• _What needs to be done_: Lines with the word "bookmarks" in them are the ones to copy from the records.

* * * * * * * * *

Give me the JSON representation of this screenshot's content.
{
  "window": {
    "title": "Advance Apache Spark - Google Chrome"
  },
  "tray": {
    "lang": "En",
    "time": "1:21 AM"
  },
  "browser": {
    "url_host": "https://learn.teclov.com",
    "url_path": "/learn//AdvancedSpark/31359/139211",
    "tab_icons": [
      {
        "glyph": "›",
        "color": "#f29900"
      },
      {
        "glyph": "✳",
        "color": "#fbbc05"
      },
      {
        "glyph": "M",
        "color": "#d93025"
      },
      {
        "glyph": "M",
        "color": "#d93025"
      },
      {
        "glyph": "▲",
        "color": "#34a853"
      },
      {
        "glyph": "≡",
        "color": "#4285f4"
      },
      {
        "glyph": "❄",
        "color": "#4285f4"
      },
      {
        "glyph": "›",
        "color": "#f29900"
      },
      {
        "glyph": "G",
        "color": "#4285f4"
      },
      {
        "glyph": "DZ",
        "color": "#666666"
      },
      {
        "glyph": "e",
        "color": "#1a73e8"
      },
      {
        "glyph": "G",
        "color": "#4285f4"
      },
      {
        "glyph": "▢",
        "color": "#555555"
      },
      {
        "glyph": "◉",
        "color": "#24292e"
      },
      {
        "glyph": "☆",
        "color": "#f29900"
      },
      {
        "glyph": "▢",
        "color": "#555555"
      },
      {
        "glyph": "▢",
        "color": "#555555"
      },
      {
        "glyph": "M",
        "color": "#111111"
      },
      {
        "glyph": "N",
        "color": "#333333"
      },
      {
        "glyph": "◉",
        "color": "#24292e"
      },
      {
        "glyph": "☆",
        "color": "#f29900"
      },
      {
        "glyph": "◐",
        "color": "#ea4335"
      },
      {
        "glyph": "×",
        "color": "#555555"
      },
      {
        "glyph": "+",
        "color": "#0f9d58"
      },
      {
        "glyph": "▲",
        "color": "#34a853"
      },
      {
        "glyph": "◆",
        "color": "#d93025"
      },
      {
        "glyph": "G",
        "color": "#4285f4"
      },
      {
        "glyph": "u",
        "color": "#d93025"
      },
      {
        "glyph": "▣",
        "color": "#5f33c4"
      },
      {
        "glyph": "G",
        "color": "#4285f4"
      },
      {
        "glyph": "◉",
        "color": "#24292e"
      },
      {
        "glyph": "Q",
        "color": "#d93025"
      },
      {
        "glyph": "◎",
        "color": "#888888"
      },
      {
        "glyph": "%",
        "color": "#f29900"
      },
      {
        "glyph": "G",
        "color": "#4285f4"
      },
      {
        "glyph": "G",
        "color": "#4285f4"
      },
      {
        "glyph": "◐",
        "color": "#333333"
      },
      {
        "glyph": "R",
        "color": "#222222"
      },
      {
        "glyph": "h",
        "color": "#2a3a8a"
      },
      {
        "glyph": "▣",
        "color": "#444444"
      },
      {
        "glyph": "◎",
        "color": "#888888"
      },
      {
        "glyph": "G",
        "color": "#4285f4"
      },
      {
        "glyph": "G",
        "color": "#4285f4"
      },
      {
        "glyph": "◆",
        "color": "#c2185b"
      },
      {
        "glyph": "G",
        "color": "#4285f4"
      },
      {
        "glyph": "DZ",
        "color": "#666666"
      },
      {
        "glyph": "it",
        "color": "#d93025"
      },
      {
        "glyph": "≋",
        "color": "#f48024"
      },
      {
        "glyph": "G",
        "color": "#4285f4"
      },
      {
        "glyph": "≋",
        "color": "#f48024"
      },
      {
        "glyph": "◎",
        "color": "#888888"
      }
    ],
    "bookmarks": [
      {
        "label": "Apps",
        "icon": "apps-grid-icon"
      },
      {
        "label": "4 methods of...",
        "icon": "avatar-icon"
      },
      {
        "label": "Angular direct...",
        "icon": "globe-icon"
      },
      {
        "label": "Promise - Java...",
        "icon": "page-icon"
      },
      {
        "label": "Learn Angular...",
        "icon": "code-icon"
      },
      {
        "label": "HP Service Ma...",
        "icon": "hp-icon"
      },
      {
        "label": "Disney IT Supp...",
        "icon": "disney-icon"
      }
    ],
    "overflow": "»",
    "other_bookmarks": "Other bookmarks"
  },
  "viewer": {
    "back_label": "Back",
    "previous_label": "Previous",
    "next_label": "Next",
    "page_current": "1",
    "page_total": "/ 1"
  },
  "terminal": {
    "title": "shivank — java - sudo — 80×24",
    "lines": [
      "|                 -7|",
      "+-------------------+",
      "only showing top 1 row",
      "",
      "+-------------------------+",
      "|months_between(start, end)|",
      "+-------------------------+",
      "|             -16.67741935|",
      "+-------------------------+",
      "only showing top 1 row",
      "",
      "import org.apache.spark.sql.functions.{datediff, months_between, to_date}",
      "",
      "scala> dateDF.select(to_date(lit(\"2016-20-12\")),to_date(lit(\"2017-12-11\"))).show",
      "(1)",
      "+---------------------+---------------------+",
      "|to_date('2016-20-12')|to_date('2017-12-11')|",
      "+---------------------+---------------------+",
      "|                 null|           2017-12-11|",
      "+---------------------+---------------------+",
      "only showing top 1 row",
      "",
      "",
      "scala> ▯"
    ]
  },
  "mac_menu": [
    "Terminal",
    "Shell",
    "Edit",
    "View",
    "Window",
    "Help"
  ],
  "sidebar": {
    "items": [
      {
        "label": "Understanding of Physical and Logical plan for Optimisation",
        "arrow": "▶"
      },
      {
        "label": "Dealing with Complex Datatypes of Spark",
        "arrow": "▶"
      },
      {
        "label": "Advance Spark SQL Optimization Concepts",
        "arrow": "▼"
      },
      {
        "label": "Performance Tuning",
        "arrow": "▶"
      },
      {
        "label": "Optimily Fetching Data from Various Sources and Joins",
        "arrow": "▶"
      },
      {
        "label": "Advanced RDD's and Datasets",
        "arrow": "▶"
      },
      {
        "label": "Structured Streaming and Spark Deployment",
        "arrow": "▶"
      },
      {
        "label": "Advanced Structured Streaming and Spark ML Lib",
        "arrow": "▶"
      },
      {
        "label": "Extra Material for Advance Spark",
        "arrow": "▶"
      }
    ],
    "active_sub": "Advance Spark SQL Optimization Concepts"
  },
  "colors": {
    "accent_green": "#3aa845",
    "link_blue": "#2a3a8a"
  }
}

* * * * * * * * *

• _Exercise result_:
    "bookmarks": [
    "other_bookmarks": "Other bookmarks"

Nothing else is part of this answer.